My wife and I were recently aboard the S.S. Joi de Vivre on Uniworld’s Paris to Normandy luxury river cruise.
Being that we have a 23-month old, this was our first vacation in a long time. There are not enough ways to say that we had the trip of a lifetime.
For me, this is the obvious place to start when recapping my Uniworld River Cruise. The captains, chefs, the wait staff and the sommelier took obvious pride in their work and were all universally pleasant and genuine. Special thanks to our Ship Director Astrid and our Travel Director Sharon for always taking the time to check in to make sure my wife and I were enjoying our trip.
The ship, the S.S. Joi De Vivre is beautifully appointed. It’s all polished wood and marble every direction you look. Standouts included a glass and gold chandelier suspended above a floating marble staircase and stately bar in the bow of the ship.

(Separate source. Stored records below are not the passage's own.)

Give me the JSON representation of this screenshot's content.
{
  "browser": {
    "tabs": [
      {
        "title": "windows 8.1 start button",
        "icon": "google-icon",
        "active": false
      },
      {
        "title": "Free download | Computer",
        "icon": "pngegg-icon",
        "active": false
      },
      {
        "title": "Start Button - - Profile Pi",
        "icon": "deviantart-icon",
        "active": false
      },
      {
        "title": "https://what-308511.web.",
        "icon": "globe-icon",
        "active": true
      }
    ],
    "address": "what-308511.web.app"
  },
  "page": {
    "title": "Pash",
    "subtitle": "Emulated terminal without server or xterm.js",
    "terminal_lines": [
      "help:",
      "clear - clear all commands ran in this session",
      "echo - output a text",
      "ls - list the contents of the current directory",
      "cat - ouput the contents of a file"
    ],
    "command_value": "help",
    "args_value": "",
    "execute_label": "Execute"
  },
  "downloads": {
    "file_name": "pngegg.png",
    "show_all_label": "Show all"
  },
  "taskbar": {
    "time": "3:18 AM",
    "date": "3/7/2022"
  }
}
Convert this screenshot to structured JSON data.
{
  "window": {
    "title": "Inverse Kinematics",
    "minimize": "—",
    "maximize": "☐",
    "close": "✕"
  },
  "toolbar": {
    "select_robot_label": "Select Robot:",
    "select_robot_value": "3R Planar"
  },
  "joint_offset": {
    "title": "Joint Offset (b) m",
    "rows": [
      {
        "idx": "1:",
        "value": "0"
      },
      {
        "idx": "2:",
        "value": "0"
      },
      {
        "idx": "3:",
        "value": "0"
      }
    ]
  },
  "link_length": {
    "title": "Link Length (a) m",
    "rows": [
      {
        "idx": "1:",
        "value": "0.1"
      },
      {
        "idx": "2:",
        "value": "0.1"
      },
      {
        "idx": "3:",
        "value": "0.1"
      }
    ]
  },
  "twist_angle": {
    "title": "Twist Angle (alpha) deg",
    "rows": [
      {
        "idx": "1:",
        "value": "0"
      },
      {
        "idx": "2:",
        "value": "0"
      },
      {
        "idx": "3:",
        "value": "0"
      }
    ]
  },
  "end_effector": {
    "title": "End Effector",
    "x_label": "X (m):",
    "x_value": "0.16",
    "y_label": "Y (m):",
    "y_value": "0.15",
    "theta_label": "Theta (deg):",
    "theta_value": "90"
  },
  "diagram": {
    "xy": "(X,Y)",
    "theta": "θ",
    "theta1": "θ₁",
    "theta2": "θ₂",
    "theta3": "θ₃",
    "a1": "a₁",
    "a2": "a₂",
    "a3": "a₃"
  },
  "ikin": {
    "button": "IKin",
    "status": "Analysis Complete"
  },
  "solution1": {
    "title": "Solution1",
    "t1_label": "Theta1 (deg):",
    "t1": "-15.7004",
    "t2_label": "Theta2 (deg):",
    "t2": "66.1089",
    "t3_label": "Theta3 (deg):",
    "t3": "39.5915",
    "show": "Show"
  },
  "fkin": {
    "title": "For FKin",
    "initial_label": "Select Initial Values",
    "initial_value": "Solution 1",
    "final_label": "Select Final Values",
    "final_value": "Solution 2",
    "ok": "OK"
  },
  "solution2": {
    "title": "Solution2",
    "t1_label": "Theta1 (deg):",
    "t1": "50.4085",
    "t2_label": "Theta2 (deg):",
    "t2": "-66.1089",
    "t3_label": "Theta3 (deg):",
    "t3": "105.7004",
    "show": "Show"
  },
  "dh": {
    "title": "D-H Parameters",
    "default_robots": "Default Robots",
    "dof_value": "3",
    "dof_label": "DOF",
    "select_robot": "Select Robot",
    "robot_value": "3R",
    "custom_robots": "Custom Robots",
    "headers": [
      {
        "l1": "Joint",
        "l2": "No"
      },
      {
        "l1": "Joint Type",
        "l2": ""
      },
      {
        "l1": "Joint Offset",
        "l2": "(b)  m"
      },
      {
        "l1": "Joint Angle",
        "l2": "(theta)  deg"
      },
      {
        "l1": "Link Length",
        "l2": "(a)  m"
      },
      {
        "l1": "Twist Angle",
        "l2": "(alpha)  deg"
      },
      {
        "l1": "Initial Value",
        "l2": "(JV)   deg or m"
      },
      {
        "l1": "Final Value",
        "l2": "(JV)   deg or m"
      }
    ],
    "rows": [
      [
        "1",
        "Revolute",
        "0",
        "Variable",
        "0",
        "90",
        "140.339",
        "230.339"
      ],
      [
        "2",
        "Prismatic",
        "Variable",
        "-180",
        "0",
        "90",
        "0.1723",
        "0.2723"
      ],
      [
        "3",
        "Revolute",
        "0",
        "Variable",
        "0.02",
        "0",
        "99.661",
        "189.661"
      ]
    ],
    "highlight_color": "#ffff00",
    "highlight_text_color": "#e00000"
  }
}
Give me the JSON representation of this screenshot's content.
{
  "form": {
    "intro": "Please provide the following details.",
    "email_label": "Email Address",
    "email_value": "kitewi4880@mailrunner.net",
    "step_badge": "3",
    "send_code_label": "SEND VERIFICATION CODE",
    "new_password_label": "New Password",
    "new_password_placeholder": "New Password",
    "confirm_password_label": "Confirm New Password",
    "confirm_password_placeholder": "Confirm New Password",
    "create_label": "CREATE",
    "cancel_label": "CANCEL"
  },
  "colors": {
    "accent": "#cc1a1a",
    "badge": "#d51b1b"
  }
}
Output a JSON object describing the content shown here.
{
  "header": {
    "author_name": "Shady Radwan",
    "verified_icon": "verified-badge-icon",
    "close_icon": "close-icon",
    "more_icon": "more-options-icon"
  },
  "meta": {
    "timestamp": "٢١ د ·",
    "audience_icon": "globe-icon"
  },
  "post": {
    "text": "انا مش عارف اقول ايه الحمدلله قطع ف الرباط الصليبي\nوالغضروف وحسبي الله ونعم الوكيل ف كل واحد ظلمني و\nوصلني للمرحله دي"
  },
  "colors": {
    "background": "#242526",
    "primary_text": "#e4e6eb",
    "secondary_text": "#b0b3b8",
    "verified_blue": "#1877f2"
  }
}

We stayed in a category four room which was about 160 square feet. Sounds small, but it was well laid out with a generous closet and storage under the bed. All that storage allowed us to unpack our bags and carry-on and get our luggage out of the way. Considering we were only in our room to sleep or kick our feet up after a long day, it was plenty big for us.
Not too overuse superlatives, but the food wasn’t just good for a cruise, it was some of the best food I’ve eaten full stop. Standouts included a tender veal fillet, flaky cod in a ginger miso sauce and a baked Alaska that was worth writing home about.
Each dinner (which featured a choice of three appetizers, main courses, and desserts to mix and match) were paired with amazing wine by our onboard sommelier. I know little to nothing about wine, but I know what I like and in my humble opinion, there wasn’t a bad pour on the ship.
I could write several hundred words on the tour portion of the trip, but I’ll spare you the play by play and share my top three experiences from a week filled to the brim with wonderful ones. But one advantage of river cruising that is difficult to overstate is traveling through the night to wake up in a city center or docked 100 yards from a popular tourist site. Case in point, I woke up the first morning of the trip and while getting ready asked my wife, “I wonder how long it will take us to get the chateau this morning?” I opened the curtains of our room and you could see the medieval turret that was part of the chateau grounds sticking up on the horizon.
We made our way to Giverny via a scenic three-mile bike ride. Despite being heavily trafficked by tourists, it was easy to find your own little quiet corner to sit and soak up the garden’s beauty. After a quick tour of the garden and Monet’s home, my wife and I made our way back to the Japanese bridge to find it nearly empty of visitors and the lighting and character of the pond had changed since we were last there. It easy to see why Monet was so inspired by the place.
The Beaches of Normandy
We toured several of the American D-day landing beaches and surrounding areas including Point du Hoc, Sainte-Mere-Elise en route to the American Cemetery. The American Cemetery is a poignant and somber monument to the American troops who died in Europe. The simple white crosses laid out in a grid gives the historical event a weight and relevance that is hard to comprehend without seeing it. The day concluded on Omaha beach overlooking the soaring monument Les Braves as a trumpeter played taps and French children played in the cold surf.
Versailles and the Moulin Rouge
I had to cheat and combine Versailles and the Moulin Rouge to stick to my self-imposed top three. In my mind the Palace of Versailles is linked with the Taj Mahal, in so far this it’s hard to imagine how either place was ever constructed in the first place. They are breathtaking by today’s standards but must have been expressions of wealth and power beyond comprehension for the people of the time.
We ended our last day in Paris with a show at the Moulin Rouge. At nearly $400, it was the only optional experience that we did. And it was worth every penny. Think a Vegas type show with the intimacy of a 900-person theater. A breathless 90-minutes the show featured acrobats, miniature ponies, a women swimming with three boa constrictors and of course the can-can. I was so close to the stage I kept getting hit in the face by feathers, beads and the curtain as performers sprinted off stage.
We ended the evening on the bow of the S.S. Joi De Vivre as the Eiffel Tower lit up in thousands of twinkly lights.
Discover the S.S. Joi De Vivre, and all the beautiful Uniworld Ships, for yourself! LET’S GO! >